> **TASK ITEM**
Search the listing for "Demo" and copy every line where it appears.

══════════════════════════════

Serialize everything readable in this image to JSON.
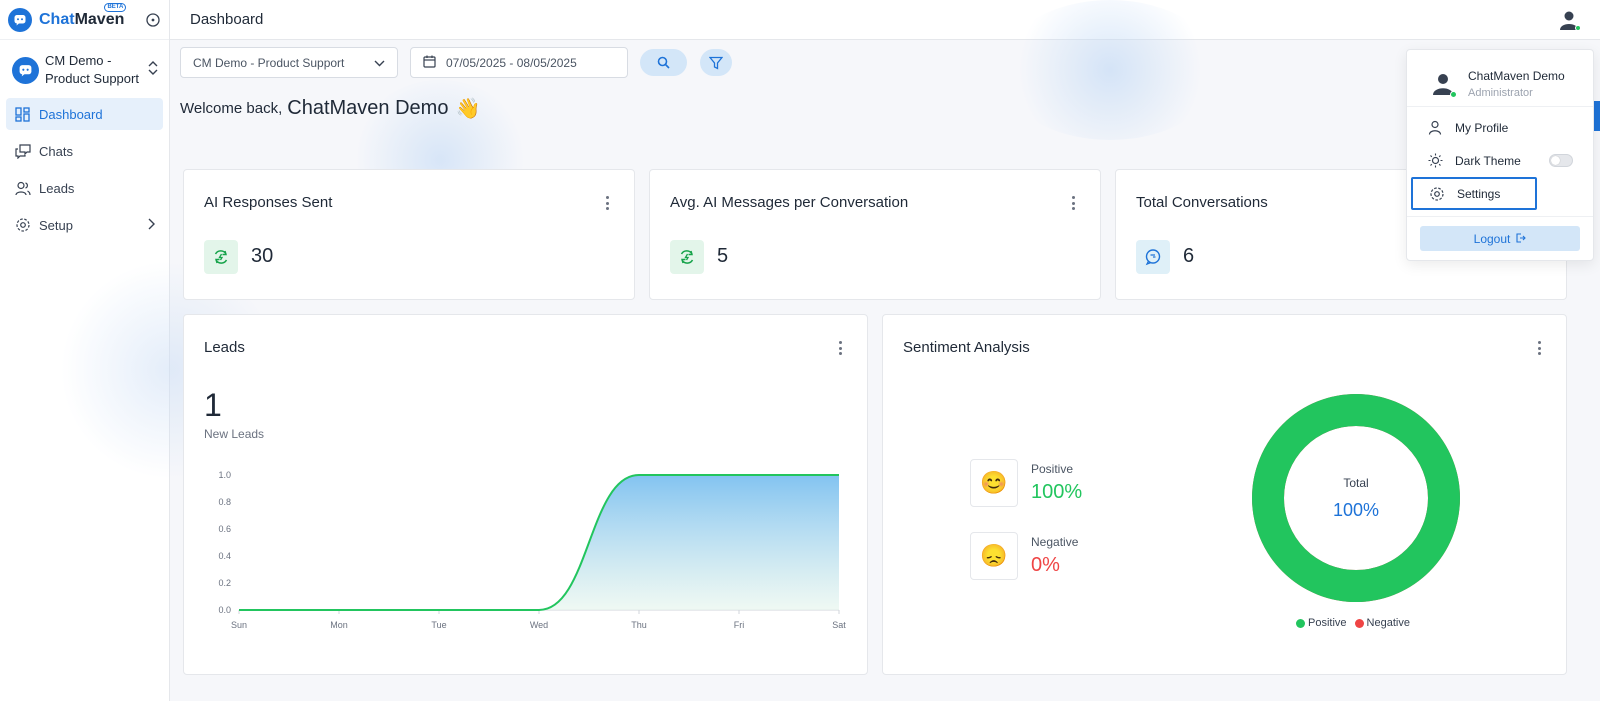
{
  "brand": {
    "name_a": "Chat",
    "name_b": "Maven",
    "badge": "BETA"
  },
  "workspace": {
    "name": "CM Demo - Product Support"
  },
  "sidebar": {
    "items": [
      {
        "label": "Dashboard",
        "icon": "dashboard-icon",
        "active": true
      },
      {
        "label": "Chats",
        "icon": "chats-icon"
      },
      {
        "label": "Leads",
        "icon": "users-icon"
      },
      {
        "label": "Setup",
        "icon": "gear-icon"
      }
    ]
  },
  "header": {
    "title": "Dashboard"
  },
  "filters": {
    "workspace_select": "CM Demo - Product Support",
    "date_range": "07/05/2025 - 08/05/2025"
  },
  "welcome": {
    "prefix": "Welcome back,",
    "name": "ChatMaven Demo",
    "emoji": "👋"
  },
  "stats": [
    {
      "title": "AI Responses Sent",
      "value": "30",
      "icon": "ai-refresh-icon"
    },
    {
      "title": "Avg. AI Messages per Conversation",
      "value": "5",
      "icon": "ai-refresh-icon"
    },
    {
      "title": "Total Conversations",
      "value": "6",
      "icon": "chat-bubble-icon"
    }
  ],
  "leads": {
    "title": "Leads",
    "count": "1",
    "label": "New Leads"
  },
  "chart_data": {
    "type": "area",
    "categories": [
      "Sun",
      "Mon",
      "Tue",
      "Wed",
      "Thu",
      "Fri",
      "Sat"
    ],
    "values": [
      0,
      0,
      0,
      0,
      1,
      1,
      1
    ],
    "yticks": [
      "1.0",
      "0.8",
      "0.6",
      "0.4",
      "0.2",
      "0.0"
    ],
    "ylim": [
      0,
      1
    ],
    "line_color": "#22c55e",
    "fill_color": "#7cc0f0"
  },
  "sentiment": {
    "title": "Sentiment Analysis",
    "positive": {
      "label": "Positive",
      "value": "100%",
      "emoji": "😊",
      "color": "#22c55e"
    },
    "negative": {
      "label": "Negative",
      "value": "0%",
      "emoji": "😞",
      "color": "#ef4444"
    },
    "donut": {
      "label": "Total",
      "value": "100%",
      "positive_fraction": 1.0
    },
    "legend": [
      "Positive",
      "Negative"
    ]
  },
  "profile_menu": {
    "name": "ChatMaven Demo",
    "role": "Administrator",
    "items": [
      "My Profile",
      "Dark Theme",
      "Settings"
    ],
    "logout": "Logout"
  }
}
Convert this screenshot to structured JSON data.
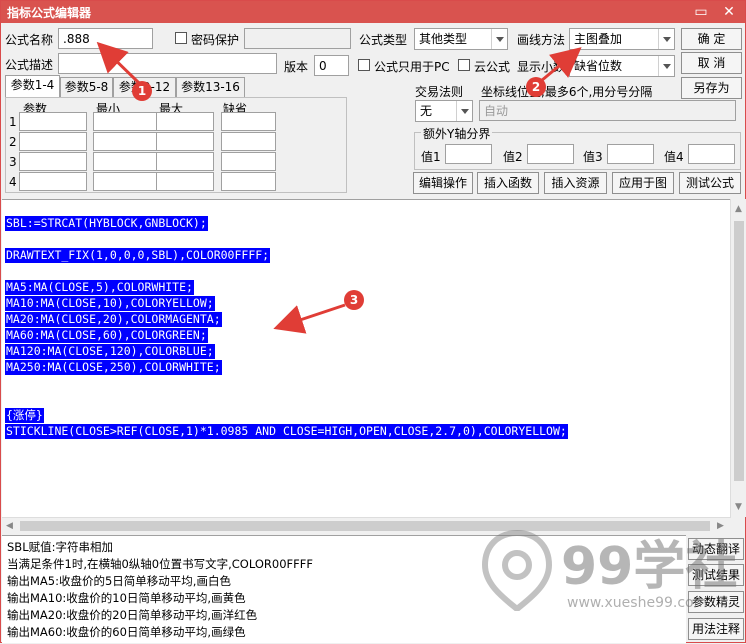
{
  "window": {
    "title": "指标公式编辑器",
    "minimize_glyph": "▭",
    "close_glyph": "✕"
  },
  "formula": {
    "name_label": "公式名称",
    "name_value": ".888",
    "password_label": "密码保护",
    "desc_label": "公式描述",
    "version_label": "版本",
    "version_value": "0",
    "pc_only_label": "公式只用于PC",
    "cloud_label": "云公式",
    "show_decimal_label": "显示小数",
    "type_label": "公式类型",
    "type_value": "其他类型",
    "draw_label": "画线方法",
    "draw_value": "主图叠加",
    "decimal_value": "缺省位数"
  },
  "actions": {
    "ok": "确  定",
    "cancel": "取  消",
    "save_as": "另存为"
  },
  "tabs": [
    "参数1-4",
    "参数5-8",
    "参数9-12",
    "参数13-16"
  ],
  "params": {
    "headers": [
      "参数",
      "最小",
      "最大",
      "缺省"
    ],
    "rows": [
      "1",
      "2",
      "3",
      "4"
    ]
  },
  "trade": {
    "rule_label": "交易法则",
    "rule_value": "无",
    "coord_label": "坐标线位置,最多6个,用分号分隔",
    "coord_value": "自动"
  },
  "yaxis": {
    "title": "额外Y轴分界",
    "labels": [
      "值1",
      "值2",
      "值3",
      "值4"
    ]
  },
  "tools": {
    "edit": "编辑操作",
    "insert_func": "插入函数",
    "insert_res": "插入资源",
    "apply": "应用于图",
    "test": "测试公式"
  },
  "code_lines": [
    "SBL:=STRCAT(HYBLOCK,GNBLOCK);",
    "DRAWTEXT_FIX(1,0,0,0,SBL),COLOR00FFFF;",
    "MA5:MA(CLOSE,5),COLORWHITE;",
    "MA10:MA(CLOSE,10),COLORYELLOW;",
    "MA20:MA(CLOSE,20),COLORMAGENTA;",
    "MA60:MA(CLOSE,60),COLORGREEN;",
    "MA120:MA(CLOSE,120),COLORBLUE;",
    "MA250:MA(CLOSE,250),COLORWHITE;",
    "{涨停}",
    "STICKLINE(CLOSE>REF(CLOSE,1)*1.0985 AND CLOSE=HIGH,OPEN,CLOSE,2.7,0),COLORYELLOW;"
  ],
  "help_lines": [
    "SBL赋值:字符串相加",
    "当满足条件1时,在横轴0纵轴0位置书写文字,COLOR00FFFF",
    "输出MA5:收盘价的5日简单移动平均,画白色",
    "输出MA10:收盘价的10日简单移动平均,画黄色",
    "输出MA20:收盘价的20日简单移动平均,画洋红色",
    "输出MA60:收盘价的60日简单移动平均,画绿色"
  ],
  "side_buttons": [
    "动态翻译",
    "测试结果",
    "参数精灵",
    "用法注释"
  ],
  "annotations": [
    "1",
    "2",
    "3"
  ],
  "watermark": {
    "brand": "99学社",
    "url": "www.xueshe99.com"
  },
  "colors": {
    "title_bar": "#d9534f",
    "code_highlight": "#0000ff",
    "annotation": "#e03d36"
  }
}
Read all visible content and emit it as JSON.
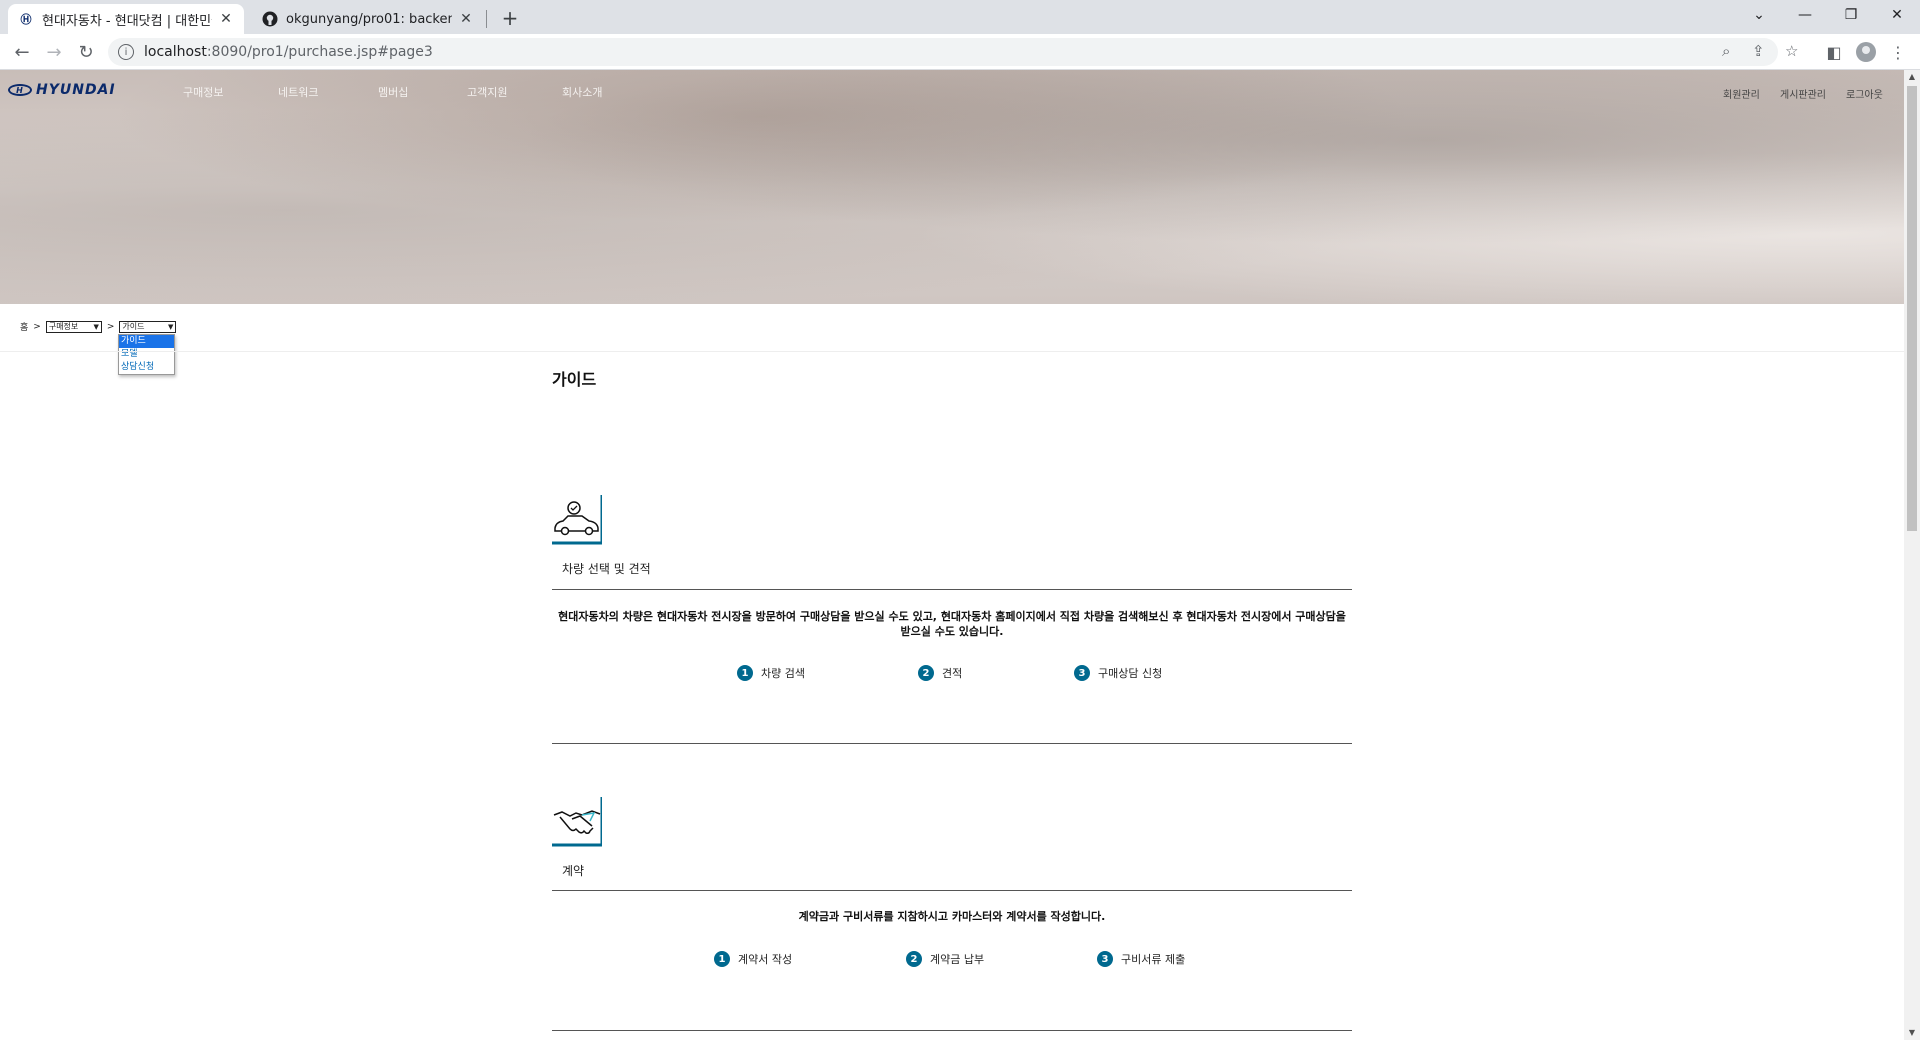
{
  "browser": {
    "tabs": [
      {
        "title": "현대자동차 - 현대닷컴 | 대한민국",
        "close": "✕",
        "favicon": "hyundai-icon"
      },
      {
        "title": "okgunyang/pro01: backend proj",
        "close": "✕",
        "favicon": "github-icon"
      }
    ],
    "new_tab": "+",
    "address": {
      "host": "localhost",
      "path": ":8090/pro1/purchase.jsp#page3"
    }
  },
  "site": {
    "logo": "HYUNDAI",
    "nav": [
      "구매정보",
      "네트워크",
      "멤버십",
      "고객지원",
      "회사소개"
    ],
    "util": [
      "회원관리",
      "게시판관리",
      "로그아웃"
    ]
  },
  "breadcrumb": {
    "home": "홈",
    "sep": ">",
    "level1": "구매정보",
    "level2": "가이드",
    "options": [
      "가이드",
      "모델",
      "상담신청"
    ]
  },
  "content": {
    "title": "가이드",
    "steps": [
      {
        "name": "차량 선택 및 견적",
        "icon": "car-icon",
        "desc": "현대자동차의 차량은 현대자동차 전시장을 방문하여 구매상담을 받으실 수도 있고, 현대자동차 홈페이지에서 직접 차량을 검색해보신 후 현대자동차 전시장에서 구매상담을 받으실 수도 있습니다.",
        "substeps": [
          {
            "num": "1",
            "label": "차량 검색"
          },
          {
            "num": "2",
            "label": "견적"
          },
          {
            "num": "3",
            "label": "구매상담 신청"
          }
        ]
      },
      {
        "name": "계약",
        "icon": "handshake-icon",
        "desc": "계약금과 구비서류를 지참하시고 카마스터와 계약서를 작성합니다.",
        "substeps": [
          {
            "num": "1",
            "label": "계약서 작성"
          },
          {
            "num": "2",
            "label": "계약금 납부"
          },
          {
            "num": "3",
            "label": "구비서류 제출"
          }
        ]
      }
    ]
  },
  "colors": {
    "accent": "#00698f",
    "logo": "#0b2a6b"
  }
}
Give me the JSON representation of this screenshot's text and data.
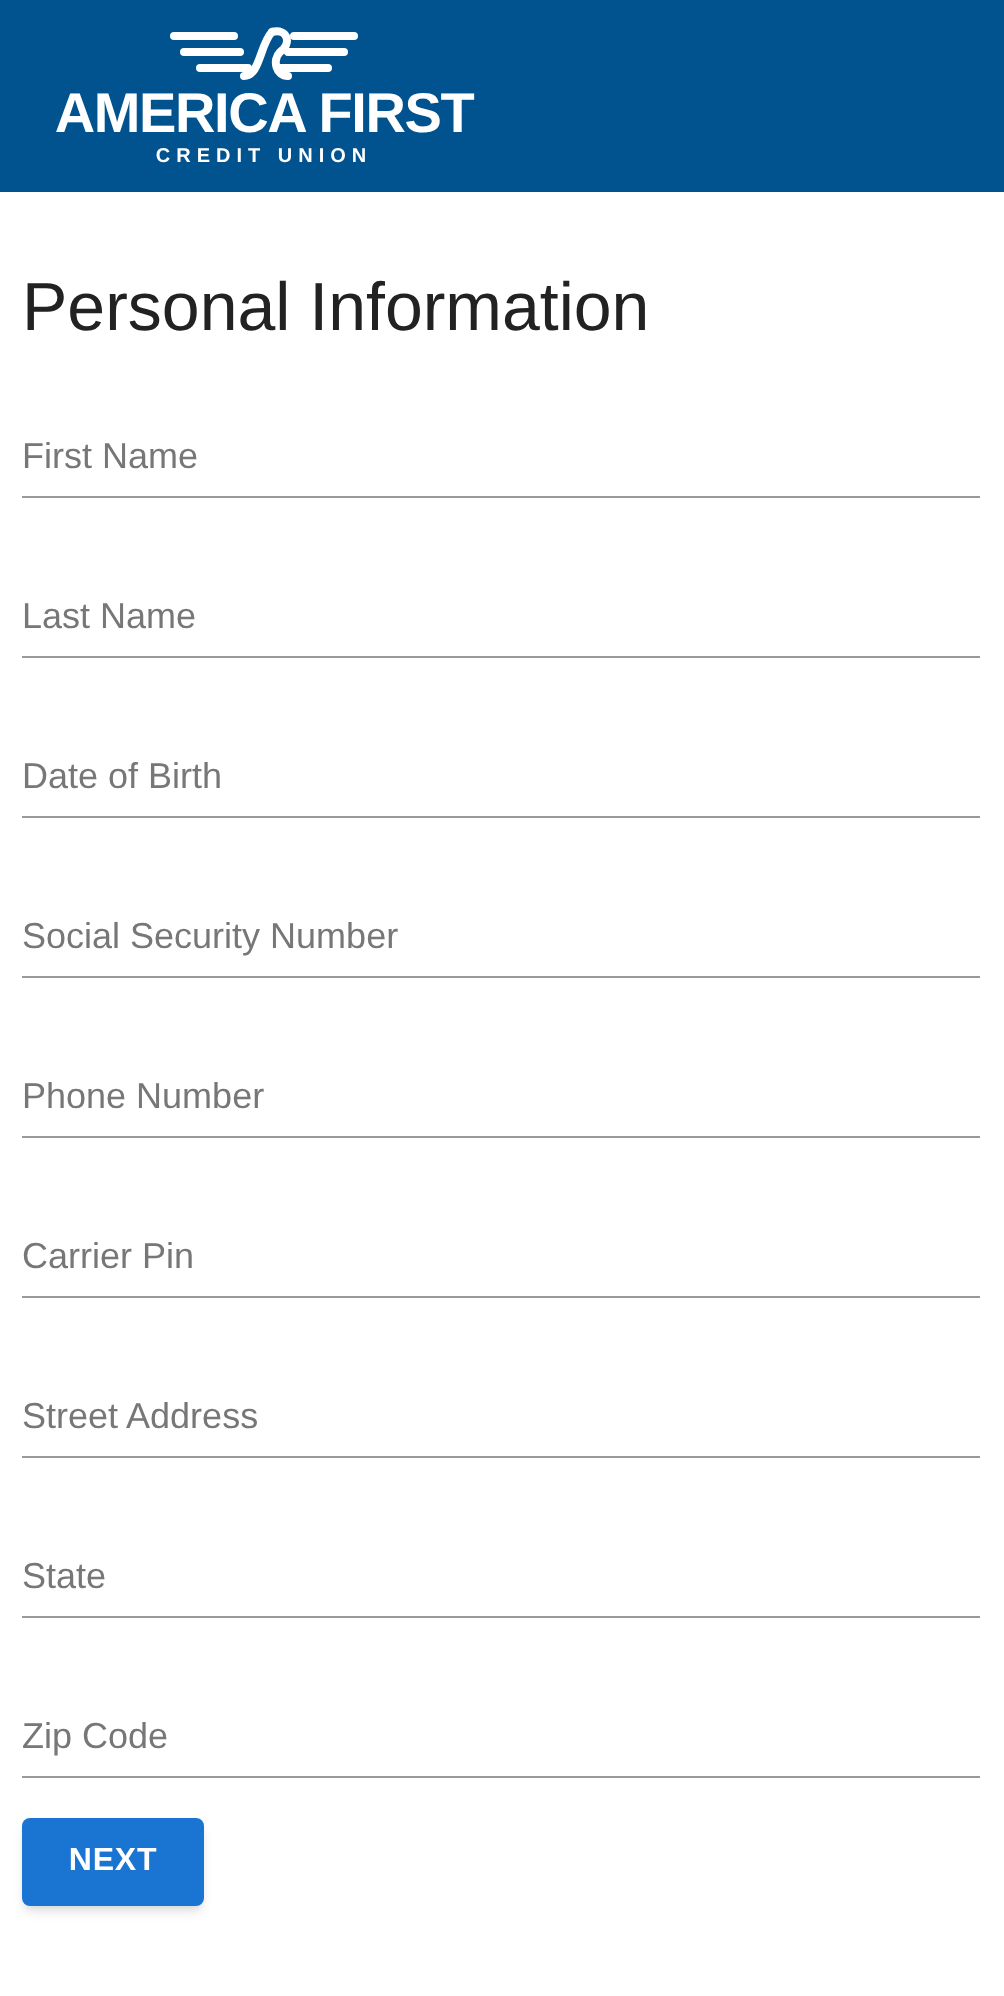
{
  "header": {
    "logo_title": "AMERICA FIRST",
    "logo_subtitle": "CREDIT UNION"
  },
  "title": "Personal Information",
  "fields": [
    {
      "placeholder": "First Name"
    },
    {
      "placeholder": "Last Name"
    },
    {
      "placeholder": "Date of Birth"
    },
    {
      "placeholder": "Social Security Number"
    },
    {
      "placeholder": "Phone Number"
    },
    {
      "placeholder": "Carrier Pin"
    },
    {
      "placeholder": "Street Address"
    },
    {
      "placeholder": "State"
    },
    {
      "placeholder": "Zip Code"
    }
  ],
  "button": "NEXT"
}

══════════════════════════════

> **SOLUTION TO THE EXERCISE**
    "name": "CM Demo - Product Support"
    "workspace_select": "CM Demo - Product Support",
    "name": "ChatMaven Demo",
    "name": "ChatMaven Demo",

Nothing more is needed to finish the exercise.